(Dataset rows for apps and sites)
>>
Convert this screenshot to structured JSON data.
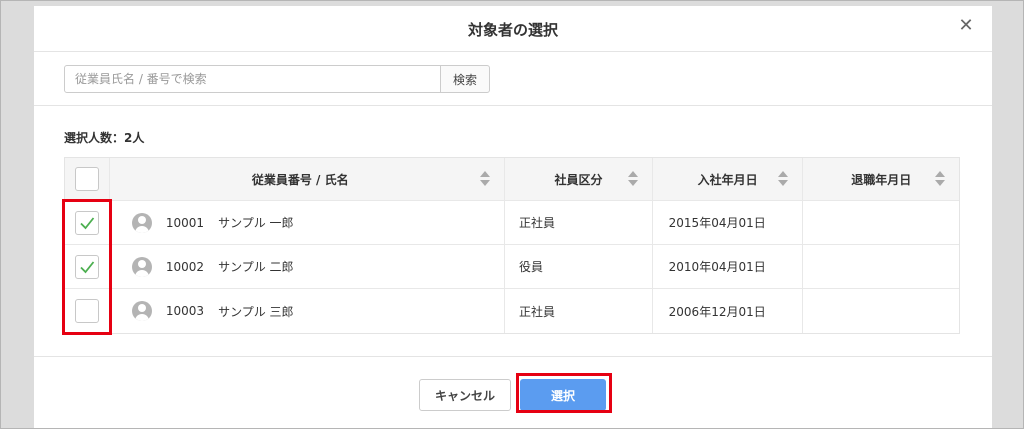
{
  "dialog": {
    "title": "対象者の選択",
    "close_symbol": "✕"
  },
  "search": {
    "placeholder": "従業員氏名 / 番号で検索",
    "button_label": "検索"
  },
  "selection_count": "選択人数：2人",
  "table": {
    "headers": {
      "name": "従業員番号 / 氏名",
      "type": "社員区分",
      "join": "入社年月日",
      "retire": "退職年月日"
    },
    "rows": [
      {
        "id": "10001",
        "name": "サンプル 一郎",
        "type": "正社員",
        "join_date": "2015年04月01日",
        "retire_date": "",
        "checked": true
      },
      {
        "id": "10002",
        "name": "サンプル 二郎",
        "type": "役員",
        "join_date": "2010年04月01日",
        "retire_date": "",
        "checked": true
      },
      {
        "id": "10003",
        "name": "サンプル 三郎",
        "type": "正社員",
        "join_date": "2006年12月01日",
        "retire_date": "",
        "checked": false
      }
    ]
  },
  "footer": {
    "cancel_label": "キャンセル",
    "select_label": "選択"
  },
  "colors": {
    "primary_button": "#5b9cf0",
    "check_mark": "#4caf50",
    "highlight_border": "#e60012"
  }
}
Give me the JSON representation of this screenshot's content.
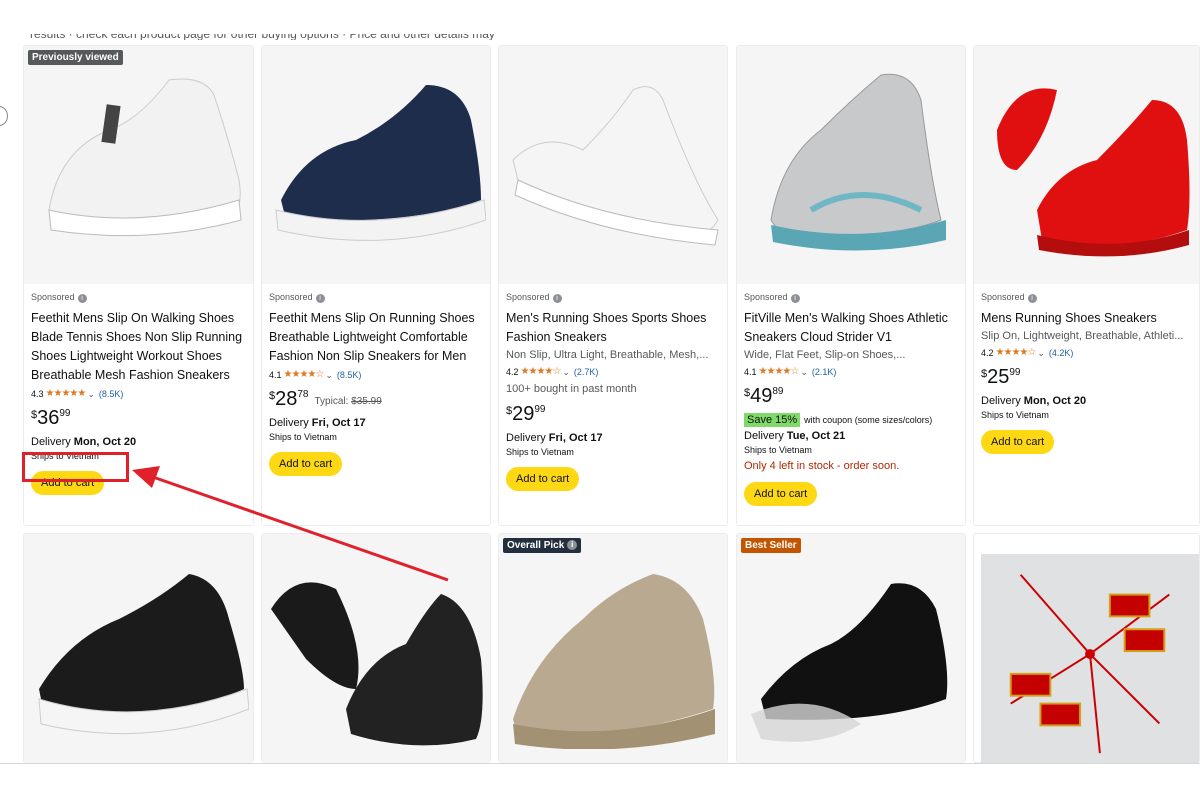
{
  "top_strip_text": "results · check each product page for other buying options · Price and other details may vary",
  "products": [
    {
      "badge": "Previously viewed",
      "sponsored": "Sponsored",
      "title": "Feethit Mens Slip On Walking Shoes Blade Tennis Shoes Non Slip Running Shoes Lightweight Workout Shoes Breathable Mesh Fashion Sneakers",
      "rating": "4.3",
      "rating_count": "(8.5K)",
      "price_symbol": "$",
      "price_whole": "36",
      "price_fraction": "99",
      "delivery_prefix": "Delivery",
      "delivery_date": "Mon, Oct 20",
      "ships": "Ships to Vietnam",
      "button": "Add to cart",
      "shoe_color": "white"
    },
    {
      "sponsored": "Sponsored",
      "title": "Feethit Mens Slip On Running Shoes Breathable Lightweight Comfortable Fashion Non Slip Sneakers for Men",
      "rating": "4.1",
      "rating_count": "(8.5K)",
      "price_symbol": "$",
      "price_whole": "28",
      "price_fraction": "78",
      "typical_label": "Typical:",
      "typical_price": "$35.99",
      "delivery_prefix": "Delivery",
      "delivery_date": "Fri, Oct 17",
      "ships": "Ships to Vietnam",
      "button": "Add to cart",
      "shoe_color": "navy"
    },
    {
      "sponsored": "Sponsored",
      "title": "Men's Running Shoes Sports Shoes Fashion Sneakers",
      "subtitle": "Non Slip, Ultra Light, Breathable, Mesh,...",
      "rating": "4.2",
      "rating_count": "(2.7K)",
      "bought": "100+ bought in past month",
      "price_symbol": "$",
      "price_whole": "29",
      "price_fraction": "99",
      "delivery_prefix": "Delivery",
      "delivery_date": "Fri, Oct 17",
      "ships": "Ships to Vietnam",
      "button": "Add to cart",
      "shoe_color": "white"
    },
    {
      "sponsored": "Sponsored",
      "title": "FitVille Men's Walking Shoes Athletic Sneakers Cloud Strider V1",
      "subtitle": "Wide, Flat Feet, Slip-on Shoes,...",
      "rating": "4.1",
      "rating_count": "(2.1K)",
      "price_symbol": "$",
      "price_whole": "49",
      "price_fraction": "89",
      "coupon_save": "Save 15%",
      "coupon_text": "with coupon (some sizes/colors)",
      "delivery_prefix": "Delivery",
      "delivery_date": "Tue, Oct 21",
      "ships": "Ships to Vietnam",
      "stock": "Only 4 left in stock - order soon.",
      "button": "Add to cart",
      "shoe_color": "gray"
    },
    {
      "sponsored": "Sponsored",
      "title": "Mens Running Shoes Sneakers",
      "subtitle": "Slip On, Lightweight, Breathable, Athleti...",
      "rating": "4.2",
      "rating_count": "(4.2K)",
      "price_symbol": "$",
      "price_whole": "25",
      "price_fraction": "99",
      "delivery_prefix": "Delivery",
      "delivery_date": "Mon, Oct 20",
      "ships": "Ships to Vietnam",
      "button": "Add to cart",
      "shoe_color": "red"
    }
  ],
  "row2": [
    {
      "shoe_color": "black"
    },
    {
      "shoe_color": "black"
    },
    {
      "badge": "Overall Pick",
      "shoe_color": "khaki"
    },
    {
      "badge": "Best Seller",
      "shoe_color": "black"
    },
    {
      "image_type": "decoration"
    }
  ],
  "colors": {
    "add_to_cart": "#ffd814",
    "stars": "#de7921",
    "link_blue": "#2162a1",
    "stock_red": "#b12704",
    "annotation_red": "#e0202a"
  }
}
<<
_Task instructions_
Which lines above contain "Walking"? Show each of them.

_Expected answer_
      "title": "Feethit Mens Slip On Walking Shoes Blade Tennis Shoes Non Slip Running Shoes Lightweight Workout Shoes Breathable Mesh Fashion Sneakers",
      "title": "FitVille Men's Walking Shoes Athletic Sneakers Cloud Strider V1",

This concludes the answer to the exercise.